-------- DATA SUPPLIED

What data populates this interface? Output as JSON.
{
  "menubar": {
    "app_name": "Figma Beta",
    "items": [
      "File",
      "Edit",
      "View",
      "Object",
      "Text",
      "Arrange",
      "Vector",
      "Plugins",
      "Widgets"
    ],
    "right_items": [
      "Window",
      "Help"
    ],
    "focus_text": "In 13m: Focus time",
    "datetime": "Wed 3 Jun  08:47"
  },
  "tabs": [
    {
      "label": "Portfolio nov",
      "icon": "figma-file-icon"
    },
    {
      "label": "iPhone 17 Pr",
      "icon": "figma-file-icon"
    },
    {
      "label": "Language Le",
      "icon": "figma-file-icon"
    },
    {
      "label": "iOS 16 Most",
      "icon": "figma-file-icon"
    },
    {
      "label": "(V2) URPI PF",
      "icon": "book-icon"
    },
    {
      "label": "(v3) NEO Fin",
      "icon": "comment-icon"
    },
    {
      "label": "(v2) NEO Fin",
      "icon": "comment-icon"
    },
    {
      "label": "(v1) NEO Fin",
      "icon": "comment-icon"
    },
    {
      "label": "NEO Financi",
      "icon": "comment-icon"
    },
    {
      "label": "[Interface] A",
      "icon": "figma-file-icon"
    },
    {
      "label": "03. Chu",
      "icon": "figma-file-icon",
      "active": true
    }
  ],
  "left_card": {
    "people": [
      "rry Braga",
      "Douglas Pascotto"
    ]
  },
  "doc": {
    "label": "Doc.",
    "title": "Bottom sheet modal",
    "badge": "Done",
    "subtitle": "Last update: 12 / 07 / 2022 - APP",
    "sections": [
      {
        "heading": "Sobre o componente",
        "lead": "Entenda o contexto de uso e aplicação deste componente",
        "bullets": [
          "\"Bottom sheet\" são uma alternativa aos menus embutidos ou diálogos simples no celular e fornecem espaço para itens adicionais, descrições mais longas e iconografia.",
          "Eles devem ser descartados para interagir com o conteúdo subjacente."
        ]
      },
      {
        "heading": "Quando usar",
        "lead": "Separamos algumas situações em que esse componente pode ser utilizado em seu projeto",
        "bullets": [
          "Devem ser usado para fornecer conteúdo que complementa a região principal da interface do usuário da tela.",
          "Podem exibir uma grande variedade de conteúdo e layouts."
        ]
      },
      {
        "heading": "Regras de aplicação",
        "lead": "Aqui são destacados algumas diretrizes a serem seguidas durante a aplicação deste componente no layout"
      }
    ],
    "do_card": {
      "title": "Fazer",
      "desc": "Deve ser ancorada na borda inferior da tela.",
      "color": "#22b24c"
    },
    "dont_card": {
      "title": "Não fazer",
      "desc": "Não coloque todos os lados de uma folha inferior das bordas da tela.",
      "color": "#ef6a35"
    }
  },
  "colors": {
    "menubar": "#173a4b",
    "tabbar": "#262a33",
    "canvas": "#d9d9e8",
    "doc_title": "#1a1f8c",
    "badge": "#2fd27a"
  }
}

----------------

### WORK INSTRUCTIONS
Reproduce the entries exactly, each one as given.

### EXPECTED ANSWER
What data populates this interface? Output as JSON.
{
  "menubar": {
    "app_name": "Figma Beta",
    "items": [
      "File",
      "Edit",
      "View",
      "Object",
      "Text",
      "Arrange",
      "Vector",
      "Plugins",
      "Widgets"
    ],
    "right_items": [
      "Window",
      "Help"
    ],
    "focus_text": "In 13m: Focus time",
    "datetime": "Wed 3 Jun  08:47"
  },
  "tabs": [
    {
      "label": "Portfolio nov",
      "icon": "figma-file-icon"
    },
    {
      "label": "iPhone 17 Pr",
      "icon": "figma-file-icon"
    },
    {
      "label": "Language Le",
      "icon": "figma-file-icon"
    },
    {
      "label": "iOS 16 Most",
      "icon": "figma-file-icon"
    },
    {
      "label": "(V2) URPI PF",
      "icon": "book-icon"
    },
    {
      "label": "(v3) NEO Fin",
      "icon": "comment-icon"
    },
    {
      "label": "(v2) NEO Fin",
      "icon": "comment-icon"
    },
    {
      "label": "(v1) NEO Fin",
      "icon": "comment-icon"
    },
    {
      "label": "NEO Financi",
      "icon": "comment-icon"
    },
    {
      "label": "[Interface] A",
      "icon": "figma-file-icon"
    },
    {
      "label": "03. Chu",
      "icon": "figma-file-icon",
      "active": true
    }
  ],
  "left_card": {
    "people": [
      "rry Braga",
      "Douglas Pascotto"
    ]
  },
  "doc": {
    "label": "Doc.",
    "title": "Bottom sheet modal",
    "badge": "Done",
    "subtitle": "Last update: 12 / 07 / 2022 - APP",
    "sections": [
      {
        "heading": "Sobre o componente",
        "lead": "Entenda o contexto de uso e aplicação deste componente",
        "bullets": [
          "\"Bottom sheet\" são uma alternativa aos menus embutidos ou diálogos simples no celular e fornecem espaço para itens adicionais, descrições mais longas e iconografia.",
          "Eles devem ser descartados para interagir com o conteúdo subjacente."
        ]
      },
      {
        "heading": "Quando usar",
        "lead": "Separamos algumas situações em que esse componente pode ser utilizado em seu projeto",
        "bullets": [
          "Devem ser usado para fornecer conteúdo que complementa a região principal da interface do usuário da tela.",
          "Podem exibir uma grande variedade de conteúdo e layouts."
        ]
      },
      {
        "heading": "Regras de aplicação",
        "lead": "Aqui são destacados algumas diretrizes a serem seguidas durante a aplicação deste componente no layout"
      }
    ],
    "do_card": {
      "title": "Fazer",
      "desc": "Deve ser ancorada na borda inferior da tela.",
      "color": "#22b24c"
    },
    "dont_card": {
      "title": "Não fazer",
      "desc": "Não coloque todos os lados de uma folha inferior das bordas da tela.",
      "color": "#ef6a35"
    }
  },
  "colors": {
    "menubar": "#173a4b",
    "tabbar": "#262a33",
    "canvas": "#d9d9e8",
    "doc_title": "#1a1f8c",
    "badge": "#2fd27a"
  }
}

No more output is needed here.